→ **What to do**
Each entry must be written out again exactly as it stands.

----

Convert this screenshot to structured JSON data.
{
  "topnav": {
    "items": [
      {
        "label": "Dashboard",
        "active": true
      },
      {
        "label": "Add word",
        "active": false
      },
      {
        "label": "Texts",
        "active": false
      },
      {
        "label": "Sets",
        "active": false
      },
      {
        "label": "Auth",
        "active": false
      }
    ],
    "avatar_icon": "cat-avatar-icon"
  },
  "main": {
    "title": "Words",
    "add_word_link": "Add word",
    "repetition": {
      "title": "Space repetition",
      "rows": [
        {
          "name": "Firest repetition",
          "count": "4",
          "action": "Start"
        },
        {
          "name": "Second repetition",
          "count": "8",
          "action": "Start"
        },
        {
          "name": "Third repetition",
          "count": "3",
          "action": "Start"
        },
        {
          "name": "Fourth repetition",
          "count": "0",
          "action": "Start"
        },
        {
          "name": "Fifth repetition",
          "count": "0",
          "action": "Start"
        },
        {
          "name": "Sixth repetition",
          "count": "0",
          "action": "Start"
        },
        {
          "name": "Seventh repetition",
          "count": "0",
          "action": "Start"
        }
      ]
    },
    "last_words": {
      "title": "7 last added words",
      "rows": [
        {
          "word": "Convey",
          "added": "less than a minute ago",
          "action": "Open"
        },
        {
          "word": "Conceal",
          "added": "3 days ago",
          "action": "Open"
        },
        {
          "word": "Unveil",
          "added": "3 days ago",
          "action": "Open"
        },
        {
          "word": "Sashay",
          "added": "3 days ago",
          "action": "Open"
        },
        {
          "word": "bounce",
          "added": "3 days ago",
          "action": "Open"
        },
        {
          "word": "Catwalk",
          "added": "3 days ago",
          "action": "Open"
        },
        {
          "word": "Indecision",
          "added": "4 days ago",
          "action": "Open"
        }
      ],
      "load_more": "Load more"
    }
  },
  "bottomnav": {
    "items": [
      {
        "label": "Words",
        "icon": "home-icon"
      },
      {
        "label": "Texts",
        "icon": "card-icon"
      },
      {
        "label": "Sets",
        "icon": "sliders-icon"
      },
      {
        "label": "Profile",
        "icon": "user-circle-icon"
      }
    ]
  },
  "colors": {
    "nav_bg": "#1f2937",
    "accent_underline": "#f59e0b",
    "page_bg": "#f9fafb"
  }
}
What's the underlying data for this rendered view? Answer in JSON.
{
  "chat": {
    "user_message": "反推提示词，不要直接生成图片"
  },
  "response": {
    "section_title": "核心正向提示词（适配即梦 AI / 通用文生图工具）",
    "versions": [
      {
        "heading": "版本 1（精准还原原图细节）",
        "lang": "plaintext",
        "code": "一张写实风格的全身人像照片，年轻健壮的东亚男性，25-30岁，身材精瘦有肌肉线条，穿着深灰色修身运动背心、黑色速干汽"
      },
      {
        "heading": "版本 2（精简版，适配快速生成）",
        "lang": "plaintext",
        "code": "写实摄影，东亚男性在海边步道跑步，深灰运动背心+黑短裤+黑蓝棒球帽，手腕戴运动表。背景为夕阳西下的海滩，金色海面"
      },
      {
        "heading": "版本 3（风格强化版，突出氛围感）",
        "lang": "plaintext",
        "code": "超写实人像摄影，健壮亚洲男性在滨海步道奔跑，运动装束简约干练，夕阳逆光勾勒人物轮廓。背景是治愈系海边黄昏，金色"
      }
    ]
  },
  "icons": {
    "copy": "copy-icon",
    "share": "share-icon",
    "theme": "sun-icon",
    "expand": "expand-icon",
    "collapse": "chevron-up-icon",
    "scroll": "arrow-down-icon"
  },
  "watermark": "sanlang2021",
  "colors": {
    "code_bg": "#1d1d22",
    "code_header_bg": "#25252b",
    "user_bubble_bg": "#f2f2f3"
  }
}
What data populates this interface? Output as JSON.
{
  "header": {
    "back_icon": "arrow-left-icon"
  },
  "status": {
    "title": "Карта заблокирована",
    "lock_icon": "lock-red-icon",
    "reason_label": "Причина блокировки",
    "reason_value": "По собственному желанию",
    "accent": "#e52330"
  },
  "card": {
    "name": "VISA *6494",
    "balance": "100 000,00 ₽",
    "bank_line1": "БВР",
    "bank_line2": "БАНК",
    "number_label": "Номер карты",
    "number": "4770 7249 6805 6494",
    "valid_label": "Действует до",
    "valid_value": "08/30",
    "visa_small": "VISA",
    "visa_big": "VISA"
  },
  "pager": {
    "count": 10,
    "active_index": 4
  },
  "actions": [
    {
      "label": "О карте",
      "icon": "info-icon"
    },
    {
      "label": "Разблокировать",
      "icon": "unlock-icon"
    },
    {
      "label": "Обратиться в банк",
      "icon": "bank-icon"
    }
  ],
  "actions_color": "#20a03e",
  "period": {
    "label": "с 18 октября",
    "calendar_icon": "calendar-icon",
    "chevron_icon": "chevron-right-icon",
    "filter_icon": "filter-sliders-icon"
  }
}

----

→ **Written answer**
Convert this screenshot to structured JSON data.
{
  "topnav": {
    "items": [
      {
        "label": "Dashboard",
        "active": true
      },
      {
        "label": "Add word",
        "active": false
      },
      {
        "label": "Texts",
        "active": false
      },
      {
        "label": "Sets",
        "active": false
      },
      {
        "label": "Auth",
        "active": false
      }
    ],
    "avatar_icon": "cat-avatar-icon"
  },
  "main": {
    "title": "Words",
    "add_word_link": "Add word",
    "repetition": {
      "title": "Space repetition",
      "rows": [
        {
          "name": "Firest repetition",
          "count": "4",
          "action": "Start"
        },
        {
          "name": "Second repetition",
          "count": "8",
          "action": "Start"
        },
        {
          "name": "Third repetition",
          "count": "3",
          "action": "Start"
        },
        {
          "name": "Fourth repetition",
          "count": "0",
          "action": "Start"
        },
        {
          "name": "Fifth repetition",
          "count": "0",
          "action": "Start"
        },
        {
          "name": "Sixth repetition",
          "count": "0",
          "action": "Start"
        },
        {
          "name": "Seventh repetition",
          "count": "0",
          "action": "Start"
        }
      ]
    },
    "last_words": {
      "title": "7 last added words",
      "rows": [
        {
          "word": "Convey",
          "added": "less than a minute ago",
          "action": "Open"
        },
        {
          "word": "Conceal",
          "added": "3 days ago",
          "action": "Open"
        },
        {
          "word": "Unveil",
          "added": "3 days ago",
          "action": "Open"
        },
        {
          "word": "Sashay",
          "added": "3 days ago",
          "action": "Open"
        },
        {
          "word": "bounce",
          "added": "3 days ago",
          "action": "Open"
        },
        {
          "word": "Catwalk",
          "added": "3 days ago",
          "action": "Open"
        },
        {
          "word": "Indecision",
          "added": "4 days ago",
          "action": "Open"
        }
      ],
      "load_more": "Load more"
    }
  },
  "bottomnav": {
    "items": [
      {
        "label": "Words",
        "icon": "home-icon"
      },
      {
        "label": "Texts",
        "icon": "card-icon"
      },
      {
        "label": "Sets",
        "icon": "sliders-icon"
      },
      {
        "label": "Profile",
        "icon": "user-circle-icon"
      }
    ]
  },
  "colors": {
    "nav_bg": "#1f2937",
    "accent_underline": "#f59e0b",
    "page_bg": "#f9fafb"
  }
}
What's the underlying data for this rendered view? Answer in JSON.
{
  "chat": {
    "user_message": "反推提示词，不要直接生成图片"
  },
  "response": {
    "section_title": "核心正向提示词（适配即梦 AI / 通用文生图工具）",
    "versions": [
      {
        "heading": "版本 1（精准还原原图细节）",
        "lang": "plaintext",
        "code": "一张写实风格的全身人像照片，年轻健壮的东亚男性，25-30岁，身材精瘦有肌肉线条，穿着深灰色修身运动背心、黑色速干汽"
      },
      {
        "heading": "版本 2（精简版，适配快速生成）",
        "lang": "plaintext",
        "code": "写实摄影，东亚男性在海边步道跑步，深灰运动背心+黑短裤+黑蓝棒球帽，手腕戴运动表。背景为夕阳西下的海滩，金色海面"
      },
      {
        "heading": "版本 3（风格强化版，突出氛围感）",
        "lang": "plaintext",
        "code": "超写实人像摄影，健壮亚洲男性在滨海步道奔跑，运动装束简约干练，夕阳逆光勾勒人物轮廓。背景是治愈系海边黄昏，金色"
      }
    ]
  },
  "icons": {
    "copy": "copy-icon",
    "share": "share-icon",
    "theme": "sun-icon",
    "expand": "expand-icon",
    "collapse": "chevron-up-icon",
    "scroll": "arrow-down-icon"
  },
  "watermark": "sanlang2021",
  "colors": {
    "code_bg": "#1d1d22",
    "code_header_bg": "#25252b",
    "user_bubble_bg": "#f2f2f3"
  }
}
What data populates this interface? Output as JSON.
{
  "header": {
    "back_icon": "arrow-left-icon"
  },
  "status": {
    "title": "Карта заблокирована",
    "lock_icon": "lock-red-icon",
    "reason_label": "Причина блокировки",
    "reason_value": "По собственному желанию",
    "accent": "#e52330"
  },
  "card": {
    "name": "VISA *6494",
    "balance": "100 000,00 ₽",
    "bank_line1": "БВР",
    "bank_line2": "БАНК",
    "number_label": "Номер карты",
    "number": "4770 7249 6805 6494",
    "valid_label": "Действует до",
    "valid_value": "08/30",
    "visa_small": "VISA",
    "visa_big": "VISA"
  },
  "pager": {
    "count": 10,
    "active_index": 4
  },
  "actions": [
    {
      "label": "О карте",
      "icon": "info-icon"
    },
    {
      "label": "Разблокировать",
      "icon": "unlock-icon"
    },
    {
      "label": "Обратиться в банк",
      "icon": "bank-icon"
    }
  ],
  "actions_color": "#20a03e",
  "period": {
    "label": "с 18 октября",
    "calendar_icon": "calendar-icon",
    "chevron_icon": "chevron-right-icon",
    "filter_icon": "filter-sliders-icon"
  }
}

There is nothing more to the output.